and prolonged insomnia affects their behavior.  Other neurologic symptoms such as meningitis. vertigo and tinnitus.  Generally. are frequent complaints or signs found in severely infected individuals. deafness. encephalitis. patients are alert but apathetic. More Clinical Signs  Patients may develop neurologic manifestations that rarely appear before the end of the second week of infection and provoke distress. convulsions. causing them to become irritable. aphasia. and/or hemiplegia may develop in relation to diffuse damage of brain tissue due to occlusion of arteries or to granulomatous inflammation . among others.  Headache. and abnormalities related to peripheral reflexes.

hands. . and feet are a prominent feature of mild symptoms.Edema of the face. eyelids.

Complications  Stillbirths in pregnant women  Hearing loss  Weight disorders  Loss of hair and nails  Disturbance of menstruation  Muscle stiffness  Death may occur from heart failure or central nervous system failure .

 ELISA test . Stool studies can identify adult worms. spirals. with females being about 3 mm long and males about half that size  Xenodiagnosis can also be done. where a lab rat is fed with a suspected piece of tissue  DNA tests amplified with PCR have found T. Diagnosis  A blood test or muscle biopsy can identify trichinosis.

there is no treatment that kills the larvae.  Neurological symptoms need to be treated with steroids due to inflammation. Treatment  Symptoms can be treated with aspirin and corticosteroids  Thiabendazole can kill adult worms in the intestine.  Immunity for this parasite appears to be lifelong. however. .

10 days at -10ºF. Freezing wild game meats. The freezing requirements differ with the size of the meat. may not effectively kill all the worms. Pieces not exceeding 6 inches in thickness require 20 days at 5ºF. Control & Prevention  Cook pork thoroughly (also flesh of bear. Larger pieces require longer periods. wild pigs)  Cook all garbage fed to hogs  Proper meat handling. even for long periods of time. unlike freezing pork products.  Cook wild game meat thoroughly. This is because the species of trichinella that typically infects wild game is more resistant to freezing than the species that infects pigs. . Quick freezing and storage for 2 days is effective. walrus. ordinary curing and salting of pork products will not kill encysted juveniles  Freezing is effective if carried out properly. 6 days at -20ºF.

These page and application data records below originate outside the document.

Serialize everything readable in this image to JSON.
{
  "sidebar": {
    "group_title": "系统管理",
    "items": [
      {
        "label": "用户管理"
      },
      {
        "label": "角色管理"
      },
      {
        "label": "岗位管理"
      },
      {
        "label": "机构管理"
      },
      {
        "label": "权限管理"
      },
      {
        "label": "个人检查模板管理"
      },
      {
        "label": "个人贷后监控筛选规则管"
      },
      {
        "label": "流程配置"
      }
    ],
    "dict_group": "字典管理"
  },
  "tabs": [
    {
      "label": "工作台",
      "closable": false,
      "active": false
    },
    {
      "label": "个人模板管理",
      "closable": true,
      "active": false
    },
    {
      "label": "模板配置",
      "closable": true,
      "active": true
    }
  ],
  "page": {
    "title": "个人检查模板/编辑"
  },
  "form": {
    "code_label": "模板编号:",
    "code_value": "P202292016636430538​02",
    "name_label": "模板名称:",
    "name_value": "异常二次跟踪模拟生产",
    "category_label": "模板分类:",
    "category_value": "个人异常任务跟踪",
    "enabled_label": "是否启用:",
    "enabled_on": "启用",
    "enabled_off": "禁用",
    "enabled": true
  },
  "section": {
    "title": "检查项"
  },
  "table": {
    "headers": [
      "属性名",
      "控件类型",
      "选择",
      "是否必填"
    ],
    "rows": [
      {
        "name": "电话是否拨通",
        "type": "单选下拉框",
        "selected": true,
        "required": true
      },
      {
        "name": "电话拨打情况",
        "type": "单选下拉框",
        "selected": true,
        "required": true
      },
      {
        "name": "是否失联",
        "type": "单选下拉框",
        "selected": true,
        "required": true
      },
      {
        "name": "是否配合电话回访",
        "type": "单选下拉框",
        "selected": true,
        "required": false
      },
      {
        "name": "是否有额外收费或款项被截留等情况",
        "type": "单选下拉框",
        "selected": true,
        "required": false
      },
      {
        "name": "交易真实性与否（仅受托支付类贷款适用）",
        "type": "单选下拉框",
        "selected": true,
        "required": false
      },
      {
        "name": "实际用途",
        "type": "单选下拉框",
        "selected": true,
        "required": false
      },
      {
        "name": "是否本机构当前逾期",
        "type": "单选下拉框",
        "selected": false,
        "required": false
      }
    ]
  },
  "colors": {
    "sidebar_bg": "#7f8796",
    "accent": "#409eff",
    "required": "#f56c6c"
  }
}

 An ELISA for swine trichinellosis is now approved for the certification of pork by the U. . smoking.S. Department of Agriculture." However. or microwaving meat does not consistently kill infective worms. under controlled commercial food processing conditions some of these methods are considered effective by the United States Department of Agriculture. The Centers for Disease Control and Prevention makes the following recommendation: "Curing (salting). drying.

Question IV • Where do outbreaks occur most frequently? ~ In a community or among family members .

edu/imagemap/nemmap/ent156html/ nemas/trichinellaspiralis  http://www.ucdavis.gc.htm  http://www.htm  http://cmr.html  rames/S-Z/Trichinellosis/  http://ucdnema.html  ion/ .gov/dpdx/html/Trichinellosis.cdc. References  http://animaldiversity.